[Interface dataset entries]
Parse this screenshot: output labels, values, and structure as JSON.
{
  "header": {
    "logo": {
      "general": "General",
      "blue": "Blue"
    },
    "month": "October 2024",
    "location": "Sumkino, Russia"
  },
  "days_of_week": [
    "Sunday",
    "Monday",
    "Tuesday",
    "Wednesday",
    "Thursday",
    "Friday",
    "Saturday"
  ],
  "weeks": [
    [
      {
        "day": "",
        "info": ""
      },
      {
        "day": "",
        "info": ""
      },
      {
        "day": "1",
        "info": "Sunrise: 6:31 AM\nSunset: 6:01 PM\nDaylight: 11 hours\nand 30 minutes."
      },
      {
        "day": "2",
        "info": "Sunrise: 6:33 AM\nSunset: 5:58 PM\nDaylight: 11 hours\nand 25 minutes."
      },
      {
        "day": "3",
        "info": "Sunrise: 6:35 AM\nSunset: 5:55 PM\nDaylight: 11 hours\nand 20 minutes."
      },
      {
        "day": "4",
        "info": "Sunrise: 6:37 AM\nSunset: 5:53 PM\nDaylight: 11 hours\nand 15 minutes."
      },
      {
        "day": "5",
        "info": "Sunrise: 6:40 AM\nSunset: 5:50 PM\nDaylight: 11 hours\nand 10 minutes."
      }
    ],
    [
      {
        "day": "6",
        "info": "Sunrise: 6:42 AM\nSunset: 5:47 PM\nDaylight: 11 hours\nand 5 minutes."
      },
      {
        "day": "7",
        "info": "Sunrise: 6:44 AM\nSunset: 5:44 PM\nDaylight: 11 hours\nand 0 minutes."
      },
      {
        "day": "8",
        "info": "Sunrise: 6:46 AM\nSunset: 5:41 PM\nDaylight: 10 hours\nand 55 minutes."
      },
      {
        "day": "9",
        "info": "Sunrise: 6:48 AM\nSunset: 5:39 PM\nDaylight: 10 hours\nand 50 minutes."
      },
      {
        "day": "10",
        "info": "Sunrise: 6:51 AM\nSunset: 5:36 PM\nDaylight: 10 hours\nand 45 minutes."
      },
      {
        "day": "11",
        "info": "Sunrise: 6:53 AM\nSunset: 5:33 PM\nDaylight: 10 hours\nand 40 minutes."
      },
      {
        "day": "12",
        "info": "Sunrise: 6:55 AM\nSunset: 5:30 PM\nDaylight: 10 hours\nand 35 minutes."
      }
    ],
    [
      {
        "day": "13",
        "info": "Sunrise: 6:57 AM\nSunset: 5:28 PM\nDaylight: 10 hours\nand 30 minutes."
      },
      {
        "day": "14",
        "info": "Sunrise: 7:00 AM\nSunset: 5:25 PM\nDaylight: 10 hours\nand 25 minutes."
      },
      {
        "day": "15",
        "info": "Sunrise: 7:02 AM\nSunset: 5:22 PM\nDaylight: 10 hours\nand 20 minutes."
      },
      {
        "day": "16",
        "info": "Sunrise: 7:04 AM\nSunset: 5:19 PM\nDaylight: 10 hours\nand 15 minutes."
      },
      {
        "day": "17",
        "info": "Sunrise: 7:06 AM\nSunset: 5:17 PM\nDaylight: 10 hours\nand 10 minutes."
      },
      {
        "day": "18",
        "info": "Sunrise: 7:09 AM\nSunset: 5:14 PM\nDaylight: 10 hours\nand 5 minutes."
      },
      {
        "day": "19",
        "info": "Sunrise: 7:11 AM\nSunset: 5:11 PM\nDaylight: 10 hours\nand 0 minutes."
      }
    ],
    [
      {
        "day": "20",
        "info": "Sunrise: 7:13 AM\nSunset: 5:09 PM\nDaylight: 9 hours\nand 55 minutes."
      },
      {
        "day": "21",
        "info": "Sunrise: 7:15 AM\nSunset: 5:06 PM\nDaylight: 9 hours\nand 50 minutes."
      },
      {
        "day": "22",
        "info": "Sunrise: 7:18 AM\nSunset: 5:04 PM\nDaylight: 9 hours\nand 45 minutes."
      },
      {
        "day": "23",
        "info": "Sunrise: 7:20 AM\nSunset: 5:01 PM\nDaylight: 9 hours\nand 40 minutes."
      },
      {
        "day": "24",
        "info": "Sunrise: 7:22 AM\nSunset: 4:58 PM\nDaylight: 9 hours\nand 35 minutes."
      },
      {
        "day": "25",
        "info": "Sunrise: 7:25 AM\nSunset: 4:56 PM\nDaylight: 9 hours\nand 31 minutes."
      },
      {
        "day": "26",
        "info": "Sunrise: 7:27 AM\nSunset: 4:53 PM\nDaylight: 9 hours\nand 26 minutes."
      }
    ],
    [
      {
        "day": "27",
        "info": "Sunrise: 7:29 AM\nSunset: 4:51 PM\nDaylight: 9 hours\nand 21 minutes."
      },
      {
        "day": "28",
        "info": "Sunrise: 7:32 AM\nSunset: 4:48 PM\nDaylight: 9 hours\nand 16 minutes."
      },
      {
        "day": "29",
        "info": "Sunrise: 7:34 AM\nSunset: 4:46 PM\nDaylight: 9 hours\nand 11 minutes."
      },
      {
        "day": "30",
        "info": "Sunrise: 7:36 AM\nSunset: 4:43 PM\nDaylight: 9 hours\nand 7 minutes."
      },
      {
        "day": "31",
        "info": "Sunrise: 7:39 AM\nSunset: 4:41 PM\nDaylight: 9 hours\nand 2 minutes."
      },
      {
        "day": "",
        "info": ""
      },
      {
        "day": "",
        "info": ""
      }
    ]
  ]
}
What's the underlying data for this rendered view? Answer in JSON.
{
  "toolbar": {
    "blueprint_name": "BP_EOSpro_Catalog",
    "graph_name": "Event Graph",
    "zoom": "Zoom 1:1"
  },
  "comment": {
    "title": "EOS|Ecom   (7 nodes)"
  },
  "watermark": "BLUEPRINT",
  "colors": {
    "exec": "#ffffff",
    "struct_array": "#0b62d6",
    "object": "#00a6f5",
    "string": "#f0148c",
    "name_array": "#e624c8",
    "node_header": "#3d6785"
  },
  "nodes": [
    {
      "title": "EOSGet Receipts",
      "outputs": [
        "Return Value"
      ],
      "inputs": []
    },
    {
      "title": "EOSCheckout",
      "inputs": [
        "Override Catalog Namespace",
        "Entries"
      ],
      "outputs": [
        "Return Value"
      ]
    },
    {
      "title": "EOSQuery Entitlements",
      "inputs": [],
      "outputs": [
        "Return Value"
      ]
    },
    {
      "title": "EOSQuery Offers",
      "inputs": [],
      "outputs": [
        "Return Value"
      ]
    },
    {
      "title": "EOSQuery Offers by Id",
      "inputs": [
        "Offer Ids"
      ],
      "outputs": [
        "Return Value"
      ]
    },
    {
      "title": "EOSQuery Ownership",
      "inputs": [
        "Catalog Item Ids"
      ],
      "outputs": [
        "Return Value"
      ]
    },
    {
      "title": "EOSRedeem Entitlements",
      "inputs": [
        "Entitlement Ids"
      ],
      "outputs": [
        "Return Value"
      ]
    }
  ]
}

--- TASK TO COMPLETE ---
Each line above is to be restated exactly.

--- EXERCISE SOLUTION ---
Parse this screenshot: output labels, values, and structure as JSON.
{
  "header": {
    "logo": {
      "general": "General",
      "blue": "Blue"
    },
    "month": "October 2024",
    "location": "Sumkino, Russia"
  },
  "days_of_week": [
    "Sunday",
    "Monday",
    "Tuesday",
    "Wednesday",
    "Thursday",
    "Friday",
    "Saturday"
  ],
  "weeks": [
    [
      {
        "day": "",
        "info": ""
      },
      {
        "day": "",
        "info": ""
      },
      {
        "day": "1",
        "info": "Sunrise: 6:31 AM\nSunset: 6:01 PM\nDaylight: 11 hours\nand 30 minutes."
      },
      {
        "day": "2",
        "info": "Sunrise: 6:33 AM\nSunset: 5:58 PM\nDaylight: 11 hours\nand 25 minutes."
      },
      {
        "day": "3",
        "info": "Sunrise: 6:35 AM\nSunset: 5:55 PM\nDaylight: 11 hours\nand 20 minutes."
      },
      {
        "day": "4",
        "info": "Sunrise: 6:37 AM\nSunset: 5:53 PM\nDaylight: 11 hours\nand 15 minutes."
      },
      {
        "day": "5",
        "info": "Sunrise: 6:40 AM\nSunset: 5:50 PM\nDaylight: 11 hours\nand 10 minutes."
      }
    ],
    [
      {
        "day": "6",
        "info": "Sunrise: 6:42 AM\nSunset: 5:47 PM\nDaylight: 11 hours\nand 5 minutes."
      },
      {
        "day": "7",
        "info": "Sunrise: 6:44 AM\nSunset: 5:44 PM\nDaylight: 11 hours\nand 0 minutes."
      },
      {
        "day": "8",
        "info": "Sunrise: 6:46 AM\nSunset: 5:41 PM\nDaylight: 10 hours\nand 55 minutes."
      },
      {
        "day": "9",
        "info": "Sunrise: 6:48 AM\nSunset: 5:39 PM\nDaylight: 10 hours\nand 50 minutes."
      },
      {
        "day": "10",
        "info": "Sunrise: 6:51 AM\nSunset: 5:36 PM\nDaylight: 10 hours\nand 45 minutes."
      },
      {
        "day": "11",
        "info": "Sunrise: 6:53 AM\nSunset: 5:33 PM\nDaylight: 10 hours\nand 40 minutes."
      },
      {
        "day": "12",
        "info": "Sunrise: 6:55 AM\nSunset: 5:30 PM\nDaylight: 10 hours\nand 35 minutes."
      }
    ],
    [
      {
        "day": "13",
        "info": "Sunrise: 6:57 AM\nSunset: 5:28 PM\nDaylight: 10 hours\nand 30 minutes."
      },
      {
        "day": "14",
        "info": "Sunrise: 7:00 AM\nSunset: 5:25 PM\nDaylight: 10 hours\nand 25 minutes."
      },
      {
        "day": "15",
        "info": "Sunrise: 7:02 AM\nSunset: 5:22 PM\nDaylight: 10 hours\nand 20 minutes."
      },
      {
        "day": "16",
        "info": "Sunrise: 7:04 AM\nSunset: 5:19 PM\nDaylight: 10 hours\nand 15 minutes."
      },
      {
        "day": "17",
        "info": "Sunrise: 7:06 AM\nSunset: 5:17 PM\nDaylight: 10 hours\nand 10 minutes."
      },
      {
        "day": "18",
        "info": "Sunrise: 7:09 AM\nSunset: 5:14 PM\nDaylight: 10 hours\nand 5 minutes."
      },
      {
        "day": "19",
        "info": "Sunrise: 7:11 AM\nSunset: 5:11 PM\nDaylight: 10 hours\nand 0 minutes."
      }
    ],
    [
      {
        "day": "20",
        "info": "Sunrise: 7:13 AM\nSunset: 5:09 PM\nDaylight: 9 hours\nand 55 minutes."
      },
      {
        "day": "21",
        "info": "Sunrise: 7:15 AM\nSunset: 5:06 PM\nDaylight: 9 hours\nand 50 minutes."
      },
      {
        "day": "22",
        "info": "Sunrise: 7:18 AM\nSunset: 5:04 PM\nDaylight: 9 hours\nand 45 minutes."
      },
      {
        "day": "23",
        "info": "Sunrise: 7:20 AM\nSunset: 5:01 PM\nDaylight: 9 hours\nand 40 minutes."
      },
      {
        "day": "24",
        "info": "Sunrise: 7:22 AM\nSunset: 4:58 PM\nDaylight: 9 hours\nand 35 minutes."
      },
      {
        "day": "25",
        "info": "Sunrise: 7:25 AM\nSunset: 4:56 PM\nDaylight: 9 hours\nand 31 minutes."
      },
      {
        "day": "26",
        "info": "Sunrise: 7:27 AM\nSunset: 4:53 PM\nDaylight: 9 hours\nand 26 minutes."
      }
    ],
    [
      {
        "day": "27",
        "info": "Sunrise: 7:29 AM\nSunset: 4:51 PM\nDaylight: 9 hours\nand 21 minutes."
      },
      {
        "day": "28",
        "info": "Sunrise: 7:32 AM\nSunset: 4:48 PM\nDaylight: 9 hours\nand 16 minutes."
      },
      {
        "day": "29",
        "info": "Sunrise: 7:34 AM\nSunset: 4:46 PM\nDaylight: 9 hours\nand 11 minutes."
      },
      {
        "day": "30",
        "info": "Sunrise: 7:36 AM\nSunset: 4:43 PM\nDaylight: 9 hours\nand 7 minutes."
      },
      {
        "day": "31",
        "info": "Sunrise: 7:39 AM\nSunset: 4:41 PM\nDaylight: 9 hours\nand 2 minutes."
      },
      {
        "day": "",
        "info": ""
      },
      {
        "day": "",
        "info": ""
      }
    ]
  ]
}
What's the underlying data for this rendered view? Answer in JSON.
{
  "toolbar": {
    "blueprint_name": "BP_EOSpro_Catalog",
    "graph_name": "Event Graph",
    "zoom": "Zoom 1:1"
  },
  "comment": {
    "title": "EOS|Ecom   (7 nodes)"
  },
  "watermark": "BLUEPRINT",
  "colors": {
    "exec": "#ffffff",
    "struct_array": "#0b62d6",
    "object": "#00a6f5",
    "string": "#f0148c",
    "name_array": "#e624c8",
    "node_header": "#3d6785"
  },
  "nodes": [
    {
      "title": "EOSGet Receipts",
      "outputs": [
        "Return Value"
      ],
      "inputs": []
    },
    {
      "title": "EOSCheckout",
      "inputs": [
        "Override Catalog Namespace",
        "Entries"
      ],
      "outputs": [
        "Return Value"
      ]
    },
    {
      "title": "EOSQuery Entitlements",
      "inputs": [],
      "outputs": [
        "Return Value"
      ]
    },
    {
      "title": "EOSQuery Offers",
      "inputs": [],
      "outputs": [
        "Return Value"
      ]
    },
    {
      "title": "EOSQuery Offers by Id",
      "inputs": [
        "Offer Ids"
      ],
      "outputs": [
        "Return Value"
      ]
    },
    {
      "title": "EOSQuery Ownership",
      "inputs": [
        "Catalog Item Ids"
      ],
      "outputs": [
        "Return Value"
      ]
    },
    {
      "title": "EOSRedeem Entitlements",
      "inputs": [
        "Entitlement Ids"
      ],
      "outputs": [
        "Return Value"
      ]
    }
  ]
}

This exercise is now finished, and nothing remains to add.